Coffee Beans – From Picking To Roasting

Harvesting Coffee Cherries

The seeds from cherry-like fruits are what we call coffee beans. When the cherries on coffee trees are ripe and ready to pick, they start out yellow, then turn orange, and finally turn bright red. Checkout San Francisco Coffee for more info.

Coffee cherries grow in clusters along tree branches. The exocarp is the bitter and thick skin of the cherry. The fruit underneath, the mesocarp, is extremely sweet and has a texture similar to that of a grape. Then there’s the Parenchyma, a sticky, honey-like coating that covers the beans inside the coffee cherry. The endocarp, a protective parchment-like envelope for green coffee beans that also has a final membrane called the spermoderm or silver skin, protects the beans.

On average, one coffee harvest occurs per year, the timing of which is determined by the geographic zone of cultivation. South of the Equator, coffee is harvested in April and May, while north of the Equator, coffee is harvested later in the year, from September onwards.

Coffee is usually selected by hand in one of two methods. Cherries can be stripped from the branch all at once or one by one using the selective picking process, which ensures that only the ripest cherries are harvested.
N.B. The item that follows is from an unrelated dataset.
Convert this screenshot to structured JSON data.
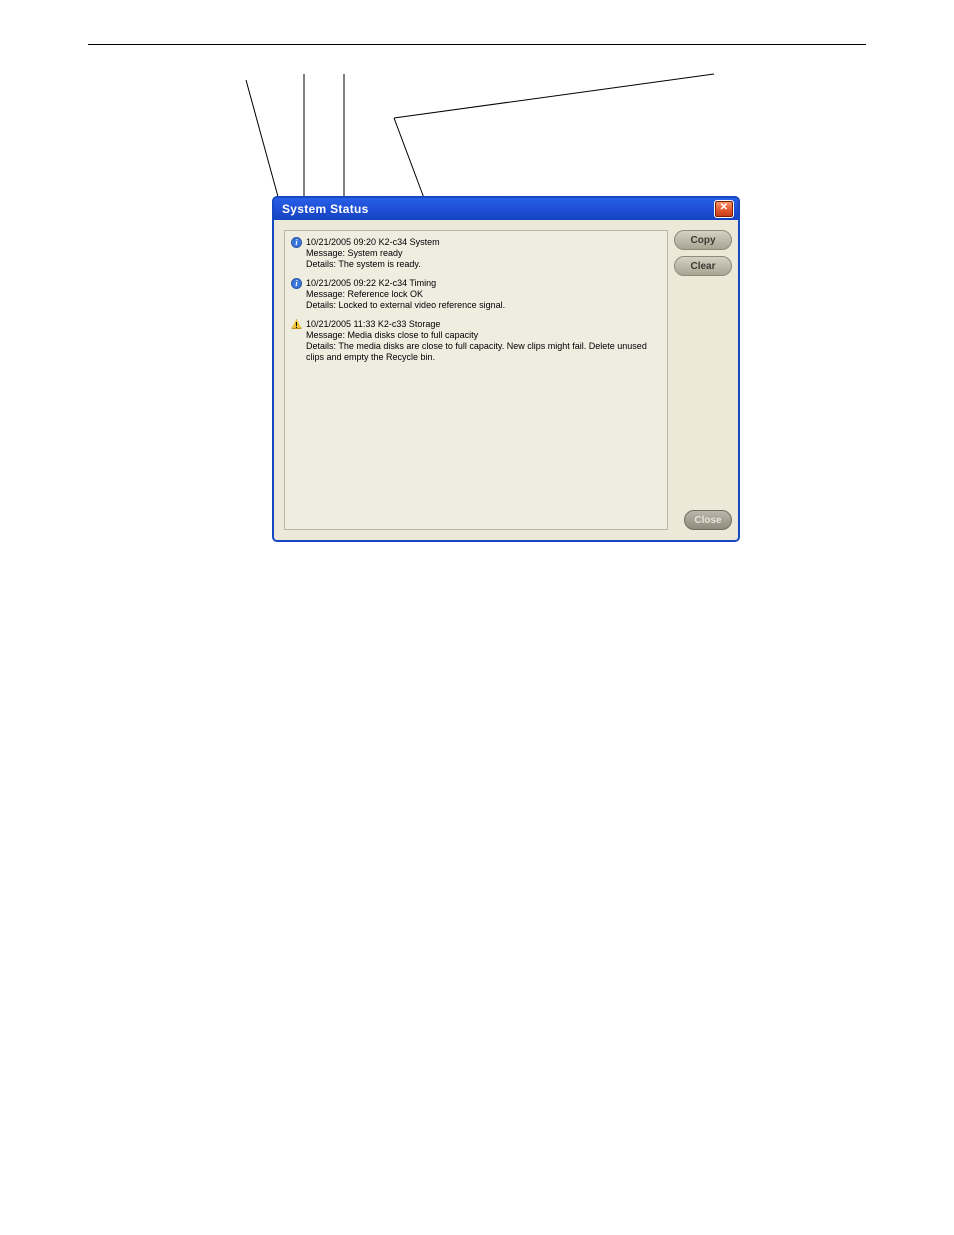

Processing of Coffee Cherries

They must be processed as soon as possible after being picked. Coffee pickers will pick 45 to 90 kilogrammes of cherries each day, but only about 20% of that weight is the actual coffee bean. Either of two methods can be used to process the cherries.
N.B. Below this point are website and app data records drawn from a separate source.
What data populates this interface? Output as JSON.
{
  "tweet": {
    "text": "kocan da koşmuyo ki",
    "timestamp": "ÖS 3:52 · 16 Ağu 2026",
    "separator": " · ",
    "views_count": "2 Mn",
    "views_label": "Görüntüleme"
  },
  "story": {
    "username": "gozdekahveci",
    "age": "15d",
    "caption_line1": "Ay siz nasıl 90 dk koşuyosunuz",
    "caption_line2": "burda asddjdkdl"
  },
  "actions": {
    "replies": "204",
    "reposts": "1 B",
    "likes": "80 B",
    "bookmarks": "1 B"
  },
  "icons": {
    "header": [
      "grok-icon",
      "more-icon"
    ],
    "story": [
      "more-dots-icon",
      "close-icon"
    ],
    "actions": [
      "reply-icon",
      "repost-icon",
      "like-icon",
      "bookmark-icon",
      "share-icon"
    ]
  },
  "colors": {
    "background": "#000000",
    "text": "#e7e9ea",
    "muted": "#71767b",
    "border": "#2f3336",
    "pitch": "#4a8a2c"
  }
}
The Dry Method

This is the simplest and most cost-effective method, which involves laying out the harvested coffee cherries to dry in the sun. They are left in the sunshine for 7-10 days and are turned and raked on a regular basis. If the moisture content of the coffee cherries is reduced to 11%, the shells will brown and the beans will rattle around inside the cherry.